Quinn Emanuel Urquhart & Sullivan LLP
6 rue Lamennais
75008, Paris, France
Isabelle Michou is deemed “an excellent practitioner” whose expertise in international arbitrations makes her “wonderful to work with” on cases.
What first inspired you to pursue a legal career in arbitration?
What first inspired me to pursue a career in this field was the ability to work as counsel in an international environment, involving a high dose of comparative and international law, and the possibility of doing advocacy in international proceedings. Advocacy in international arbitration covers all aspects of a dispute, from finding the best case strategy for the client, establishing the facts, the law, but also finding the best procedural strategy which may not be limited to just one set of proceedings, but may involve several proceedings in parallel, requiring you as counsel to have the big picture as well as an in-depth knowledge of every detail of the dispute, to the oral argument at a hearing and the examination of witnesses and experts. Being part of such an international bar is what I find, still today, the most exciting part of a career in arbitration.
What qualities make for a successful international arbitrator?
What makes an arbitrator successful is a combination of several qualities. First and foremost, an arbitrator must be a lawyer. In my experience, a non-lawyer makes a very bad arbitrator, not least because he or she is unable to resolve a dispute in law. But it’s not enough to be a lawyer, he or she must be a good one with an ability to understand the facts and as may be appropriate the relevant industry sector and apply the applicable law to the facts. Second, an arbitrator must have sufficient international arbitration experience. An arbitrator who has no clue as to arbitral practices and ethics is generally a bad arbitrator. Third, an arbitrator must also know how to handle procedural matters and have a minimum level of general organisation and competency as to the conduct of an arbitration. An arbitrator must always pay attention to the details and should also always remain measured in the tone he or she employs towards the parties and clearly avoid any tone that lends itself to a perception of bias. Fourth, an arbitrator must be prepared before each hearing, whether procedural or evidentiary. Fifth, an arbitrator should draft his or her award in a clear and structured way. Last but not least, in a system that is based on party-appointment, an arbitrator needs to be connected to the international community. If nobody knows that you are a good arbitrator, it is difficult to get further arbitral appointments.
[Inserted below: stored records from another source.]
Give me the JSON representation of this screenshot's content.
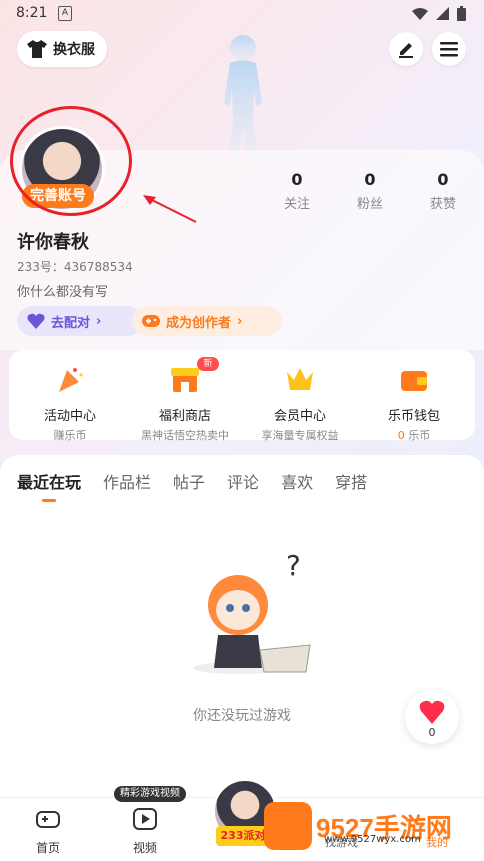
{
  "status_bar": {
    "time": "8:21",
    "sim_label": "A"
  },
  "header": {
    "wardrobe_label": "换衣服"
  },
  "profile": {
    "complete_badge": "完善账号",
    "username": "许你春秋",
    "uid": "233号：436788534",
    "bio": "你什么都没有写",
    "stats": [
      {
        "value": "0",
        "label": "关注"
      },
      {
        "value": "0",
        "label": "粉丝"
      },
      {
        "value": "0",
        "label": "获赞"
      }
    ],
    "pair_label": "去配对",
    "creator_label": "成为创作者"
  },
  "features": [
    {
      "title": "活动中心",
      "subtitle": "赚乐币",
      "icon": "party-popper-icon"
    },
    {
      "title": "福利商店",
      "subtitle": "黑神话悟空热卖中",
      "icon": "shop-icon"
    },
    {
      "title": "会员中心",
      "subtitle": "享海量专属权益",
      "icon": "crown-icon"
    },
    {
      "title": "乐币钱包",
      "subtitle_value": "0",
      "subtitle_unit": " 乐币",
      "icon": "wallet-icon"
    }
  ],
  "new_badge": "新",
  "tabs": [
    "最近在玩",
    "作品栏",
    "帖子",
    "评论",
    "喜欢",
    "穿搭"
  ],
  "empty_state": "你还没玩过游戏",
  "heart_count": "0",
  "bottom_nav": {
    "home": "首页",
    "video": "视频",
    "video_tooltip": "精彩游戏视频",
    "center_label": "233派对",
    "find": "找游戏",
    "mine": "我的"
  },
  "watermark": {
    "brand": "9527手游网",
    "url": "www.9527wyx.com"
  },
  "colors": {
    "accent": "#ff7a1a",
    "purple": "#6b55d9",
    "red": "#e52229"
  }
}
Arbitrator independence and disclosure is a hot topic, with concerns that standards are opaque and restrictive. Do you agree?
Independence (and impartiality) of an arbitrator is one of the overarching principles that underly the integrity and legitimacy of international arbitration. There are still arbitrators (albeit rare fortunately) who do not understand what it means and have no clue about arbitral practices and ethics. Disclosure goes to what an arbitrator should disclose to the parties. In doubt, an arbitrator should rather disclose than not. Once a circumstance is disclosed, it is then for the parties to decide what to do with the arbitrator’s disclosure. However, the mere failure to disclose is not as such a ground of lack of independence (except in rare cases). There is always a requirement on the party alleging lack of independence to establish that there is, in the eyes of the parties, a lack of independence or justifiable doubts as to the independence of the arbitrator. I don’t think the standards of independence and disclosure are opaque and restrictive, but they are overlapping and often rooted in multiple legal sources (national arbitral law, arbitration rules, soft law such as the IBA guidelines and even practice notes of arbitral institutions). In addition, arbitral institutions and national courts are not always consistent in their practice or case law. This does not help with clarity in an area where the rules should be clear and applied in a consistent way.
To what extent does the shift towards virtual arbitration influence counsel when it comes to selecting the geography of their arbitrator’s seat?
A point of clarification first. Whether the hearing takes place virtually or in person has no bearing on the seat of arbitration. The arbitration will still be governed by the law of the seat. By contrast, the question of where the arbitrator is based is different. The fact that hearings are virtual may influence the choice of an arbitrator as they do not involve any travel or hotel costs. They can be organised regardless of where the arbitrator is based. The pandemic has shown that lawyers (and thus arbitrators) can remain very effective in international arbitration while barely having human contact beyond the faces they see on a computer screen. However, there are some limits. One is time zones. Working from different time zones can prove challenging, if not ineffective. Two, it would be a mistake to expect that all hearings on a case will necessarily be virtual. Unless the parties have agreed in advance in their arbitration clause or at the initiation of a case that all hearings will be virtual (which is not advisable), virtual hearings are only a possibility, they are not mandatory. An arbitral tribunal will decide it on a case-by-case basis depending on the specific circumstances and in consultation with the parties. Three, evidentiary hearings for the examination of witnesses and experts, in particular if they last for more than two days, are often more effective in person. Parties are advised not to rule out this possibility permanently on any case.
How does guest lecturing enhance your practice?
Delivering a guest lecture is a great opportunity to pause and reflect on a discrete legal point or a point of arbitral practice, aside from the day-to-day work on cases, and present the main takeaways or lessons learnt in a more scientific way based on personal and first-hand real experience. It is a rewarding way of enhancing one’s own practice.